The president signed the, “Daniel Pearl Freedom of Press Act,” and you’d be hard pressed from the chief executive’s words-or from the following AP story, to determine just why the legislation might be significant: “President Barack Obama has signed a law intended to provide more protections for a free press around the world. The law, the Daniel Pearl Freedom of Press Act, expands efforts to identify countries where press freedom is being violated. The law is named after Pearl, a Wall Street Journal reporter who was beheaded by militants in Pakistan in 2002. The law expands an annual report on human rights practices to include information about media treatment, and identify countries where the media is being repressed. Obama said the law would be a signal to governments around the world that their actions, including treatment of the media, are being watched.”
What, no stirring quote from the silver tongued Obama? Well, actually the president did say a few words, but the tribute was so lame that the AP felt the need to cover for him by excluding the less than stirring statement. Mark Steyn gets the essence of this: “Obviously, the loss of Daniel Pearl was one of those moments that captured the world's imagination because it reminded us of how valuable a free press is."
So now we need to put the Daniel Pearl story into an episode of, “Lost.” Can Obama get mealier mouth about this gruesome event, one that symbolizes a great deal more than a tribute to the legacy of Peter Zenger?

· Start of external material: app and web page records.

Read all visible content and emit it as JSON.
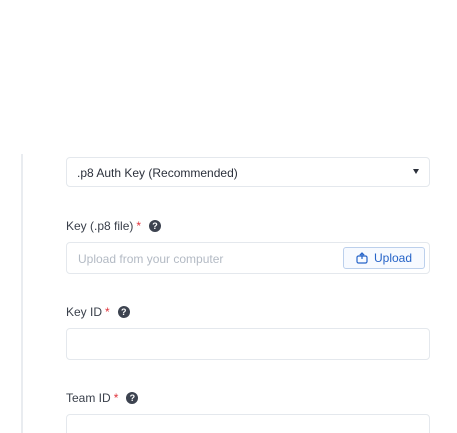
{
  "auth_type_select": {
    "value": ".p8 Auth Key (Recommended)"
  },
  "key_file_field": {
    "label": "Key (.p8 file)",
    "required_marker": "*",
    "help_icon": "question-icon",
    "placeholder": "Upload from your computer",
    "upload_label": "Upload",
    "upload_icon": "upload-icon"
  },
  "key_id_field": {
    "label": "Key ID",
    "required_marker": "*",
    "help_icon": "question-icon",
    "value": ""
  },
  "team_id_field": {
    "label": "Team ID",
    "required_marker": "*",
    "help_icon": "question-icon",
    "value": ""
  },
  "colors": {
    "required": "#e0343c",
    "upload_accent": "#2563c8",
    "border": "#e4e8ed"
  }
}
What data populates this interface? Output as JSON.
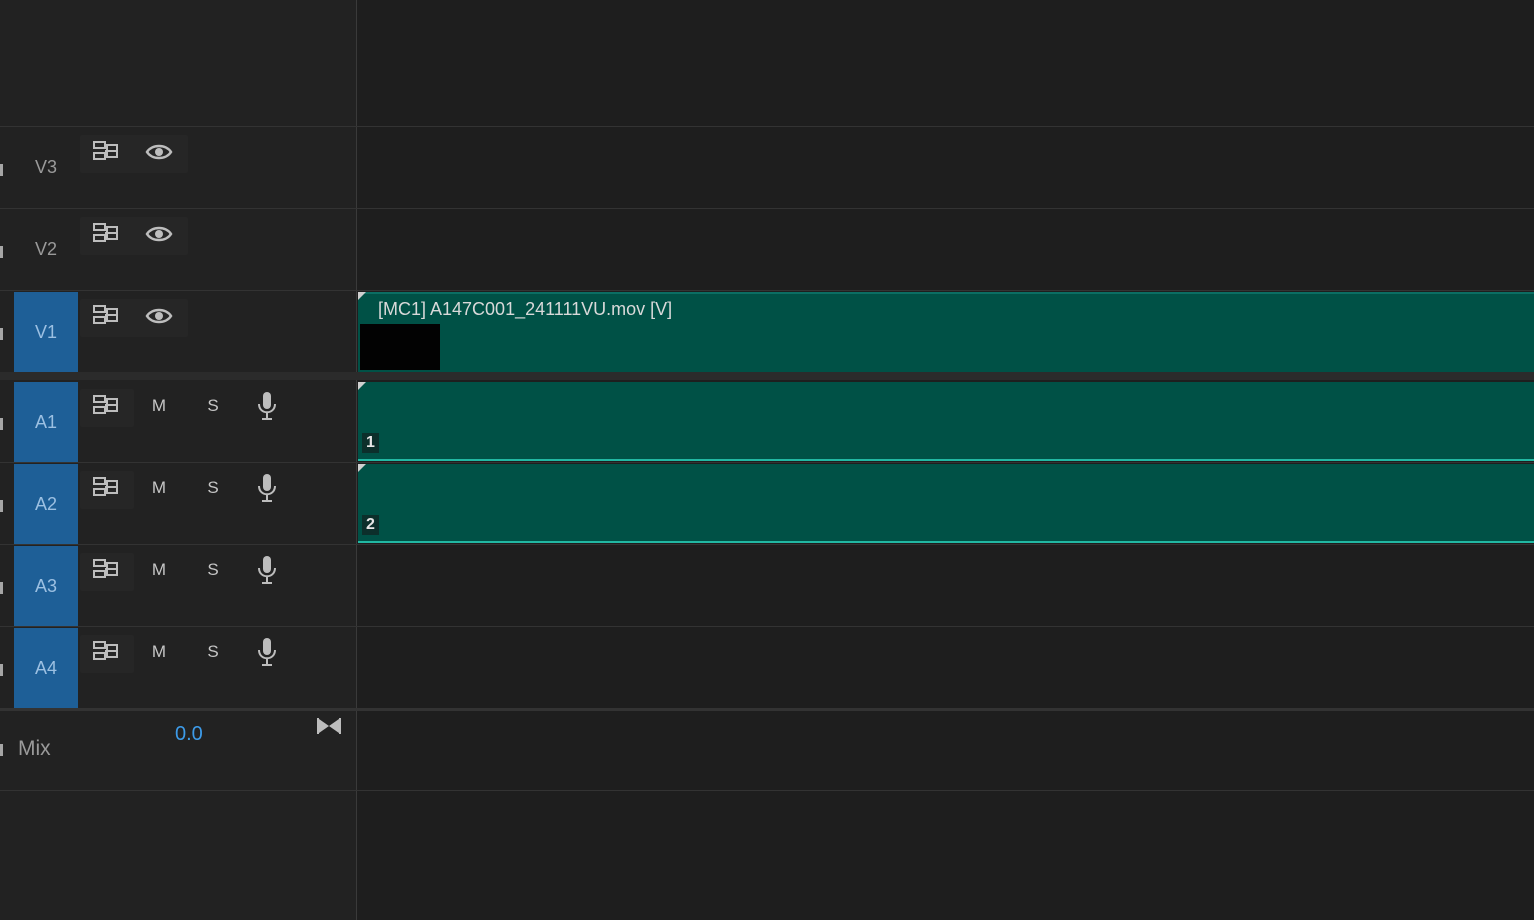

Steyn again: “First of all, note the passivity: "The loss of Daniel Pearl." He wasn't "lost." He was kidnapped and beheaded. He was murdered on a snuff video. He was specifically targeted, seized as a trophy, a high-value scalp. And the circumstances of his "loss" merit some vigor in the prose. Yet Obama can muster none.”
Daniel Pearl was singled out, first as an American and second as a Jew-and the reason he was targeted is precisely why we are fighting over in Afghanistan and why all of the terror tourists are checking out the NYC subway system and Times Square. But, just as AG Holder can’t get himself attuned enough to accurately label the Times Square bomber, so the president downplays and circumlocutes.

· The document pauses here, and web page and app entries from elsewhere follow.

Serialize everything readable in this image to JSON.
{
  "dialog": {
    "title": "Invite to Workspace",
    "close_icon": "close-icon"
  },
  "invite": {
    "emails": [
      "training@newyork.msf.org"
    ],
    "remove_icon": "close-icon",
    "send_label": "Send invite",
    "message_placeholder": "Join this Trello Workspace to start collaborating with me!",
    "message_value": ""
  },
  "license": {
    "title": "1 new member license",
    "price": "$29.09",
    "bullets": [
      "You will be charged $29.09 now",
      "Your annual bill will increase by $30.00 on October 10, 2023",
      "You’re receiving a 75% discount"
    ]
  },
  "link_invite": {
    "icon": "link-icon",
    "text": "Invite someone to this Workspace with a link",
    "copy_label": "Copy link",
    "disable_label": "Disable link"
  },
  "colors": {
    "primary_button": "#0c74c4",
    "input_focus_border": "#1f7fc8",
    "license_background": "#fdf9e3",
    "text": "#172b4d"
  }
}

And instead of real eloquence, we get this: “But what did the "loss" of Daniel Pearl mean? Well, says the president, it was "one of those moments that captured the world's imagination." Really? Evidently it never captured Obama's imagination because, if it had, he could never have uttered anything so fatuous. He seems literally unable to imagine Pearl's fate, and so, cruising on autopilot, he reaches for the all-purpose bromides of therapeutic sedation: "one of those moments" – you know, like Princess Di's wedding, Janet Jackson's wardrobe malfunction, whatever – "that captured the world's imagination."
And, as Rich Richman adds: "Pearl was beheaded by the architect of 9/11, on video, immediately after he pronounced himself an American Jew. No one watching it was reminded of how valuable a free press is; nor did it capture anyone’s imagination, other than that of the jihadists who downloaded it to congratulate themselves, re-energize their efforts, and recruit others. It came five months after jihadists flew two aircraft into the World Trade Center, murdering 3,000 people, and two months before a jihadist murdered another 30 people (the demographic equivalent of 1,350 people in a country the size of Israel) during a Passover seder at the Park Hotel in Netanya. These were not moments reminding us of the importance of tall buildings and nice hotels."
All the president’s men-and women-are circumlocuters; and fearful of offending the offenders at the same time. They’re worried about how we will be perceived in the Arab capitals of the world. In the process of blatant obfuscation, the danger to us all metastasizes; and we are slowly dragged into the coming dhimmini world of South Park censorship.